Honestly, I can’t determine who is more at blame here. Joel Magarey is certainly two things: Not a good writer and 2.
A seemingly self-absorbed douche bag whose OCD certainly can’t be entirely to blame for. His publisher on the other hand deserves a worse critique in that while writers are very often too deep into the work and self-pity Oh boy, where the hell do I start?
And then there is my question as to how did they get J. Coetzee to donate a pull-quote for the jacket. That is the only thing about this book that will continue to keep me up at night.

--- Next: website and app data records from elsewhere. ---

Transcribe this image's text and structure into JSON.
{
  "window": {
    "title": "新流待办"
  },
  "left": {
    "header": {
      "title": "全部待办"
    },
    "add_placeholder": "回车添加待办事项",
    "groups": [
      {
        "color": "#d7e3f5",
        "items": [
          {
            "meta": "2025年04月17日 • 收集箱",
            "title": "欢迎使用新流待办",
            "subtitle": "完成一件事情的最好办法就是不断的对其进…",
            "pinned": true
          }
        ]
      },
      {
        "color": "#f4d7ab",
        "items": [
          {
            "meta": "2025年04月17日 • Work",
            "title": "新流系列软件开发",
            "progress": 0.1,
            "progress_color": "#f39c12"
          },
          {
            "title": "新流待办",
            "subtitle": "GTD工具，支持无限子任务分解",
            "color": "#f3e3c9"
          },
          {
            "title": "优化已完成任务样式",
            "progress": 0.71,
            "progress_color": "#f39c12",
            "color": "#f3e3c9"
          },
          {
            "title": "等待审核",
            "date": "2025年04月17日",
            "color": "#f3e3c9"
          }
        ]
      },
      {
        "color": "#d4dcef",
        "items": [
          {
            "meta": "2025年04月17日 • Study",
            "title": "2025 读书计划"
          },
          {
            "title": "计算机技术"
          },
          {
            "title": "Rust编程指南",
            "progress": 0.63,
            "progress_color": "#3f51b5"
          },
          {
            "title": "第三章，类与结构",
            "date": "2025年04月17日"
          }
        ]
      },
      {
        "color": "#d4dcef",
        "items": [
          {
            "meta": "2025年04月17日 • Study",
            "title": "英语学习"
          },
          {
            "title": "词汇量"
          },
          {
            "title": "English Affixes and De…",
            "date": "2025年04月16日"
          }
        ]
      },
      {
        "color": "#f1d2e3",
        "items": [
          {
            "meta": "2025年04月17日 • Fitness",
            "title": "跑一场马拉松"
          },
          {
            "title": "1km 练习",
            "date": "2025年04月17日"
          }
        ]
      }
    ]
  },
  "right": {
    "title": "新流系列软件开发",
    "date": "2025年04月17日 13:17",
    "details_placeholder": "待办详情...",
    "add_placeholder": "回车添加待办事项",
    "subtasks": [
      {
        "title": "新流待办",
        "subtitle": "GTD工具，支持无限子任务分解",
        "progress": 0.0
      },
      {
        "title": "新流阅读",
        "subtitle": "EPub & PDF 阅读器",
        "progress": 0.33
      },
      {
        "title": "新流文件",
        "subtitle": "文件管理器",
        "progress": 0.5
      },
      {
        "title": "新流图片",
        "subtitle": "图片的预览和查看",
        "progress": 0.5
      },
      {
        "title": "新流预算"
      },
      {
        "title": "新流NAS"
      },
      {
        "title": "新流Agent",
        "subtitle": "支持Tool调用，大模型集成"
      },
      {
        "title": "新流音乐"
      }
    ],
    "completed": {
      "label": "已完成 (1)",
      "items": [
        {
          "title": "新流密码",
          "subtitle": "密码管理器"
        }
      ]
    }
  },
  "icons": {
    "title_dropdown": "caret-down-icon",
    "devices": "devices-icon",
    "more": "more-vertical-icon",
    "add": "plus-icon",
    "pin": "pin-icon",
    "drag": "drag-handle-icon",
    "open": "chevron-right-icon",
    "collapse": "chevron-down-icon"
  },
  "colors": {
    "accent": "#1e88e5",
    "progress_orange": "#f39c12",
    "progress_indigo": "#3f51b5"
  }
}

Dec 23, Sean Tobin rated it it was amazing Recommends it for: A striking and original book, brilliantly carried through and superbly written. I was moved by Joel Magarey’s unshakeable honesty, as well as the painful difficulties endured by him and his ever-patient lover Penny. The travel is scary and hilarious but it’s the journey through mental illness and love that really got me.
It’s lyrical and it’s laugh-out-loud funny. He’s also given me glimpses of many kinds of suffering ‘out there’ in the world, and many kinds of joy. Wendy Siryj rated it really liked it Apr 03, Natalie Marshall rated it liked it Feb 08, Rueben rated it it was amazing Jan 20, Dayro rated it really liked it Jan 03, Tegs rated it it was ok Jun 05, Maria Spathis rated it liked it Jan 19, Keith Williams rated it it was amazing Apr 21, Adam rated it liked it Jul 16, Peter rated it really liked it Jan 14, Allison Rimshaw rated it it was amazing Feb 28, Joanne rated it really liked it Aug 08, Kathie rated it did not like it Sep 01, Kimberley rated it it was amazing Apr 21, Mega Berbintang marked it as to-read Apr 12, Michelle marked it as to-read Jan 18, Brigette added it Jul 23, Claire marked it as to-read Mar 12, Kirsten marked it as to-read May 12, Katherine marked it as to-read Jul 15, Isabel Hansen added it Dec 22, Natasha marked it as to-read Feb 15, Iroulito91 marked it as to-read Apr 22, Cangie marked it as to-read Jun 07, Wakefield Press added it May 19, Rachie added it Aug 09, Lauren marked it as to-read Mar 22, MaryG2E marked it as to-read Apr 04, Annette Baker marked it as to-read Oct 12, Laura Wasley marked it as to-read Apr 30, Nicole Gauss marked it as to-read May 27, Nancy added it Apr 06, Sara Betty marked it as to-read Oct 17, Igrowastreesgrow marked it as to-read Jul 31, There are no discussion topics on this book yet.
Books by Joel Magarey.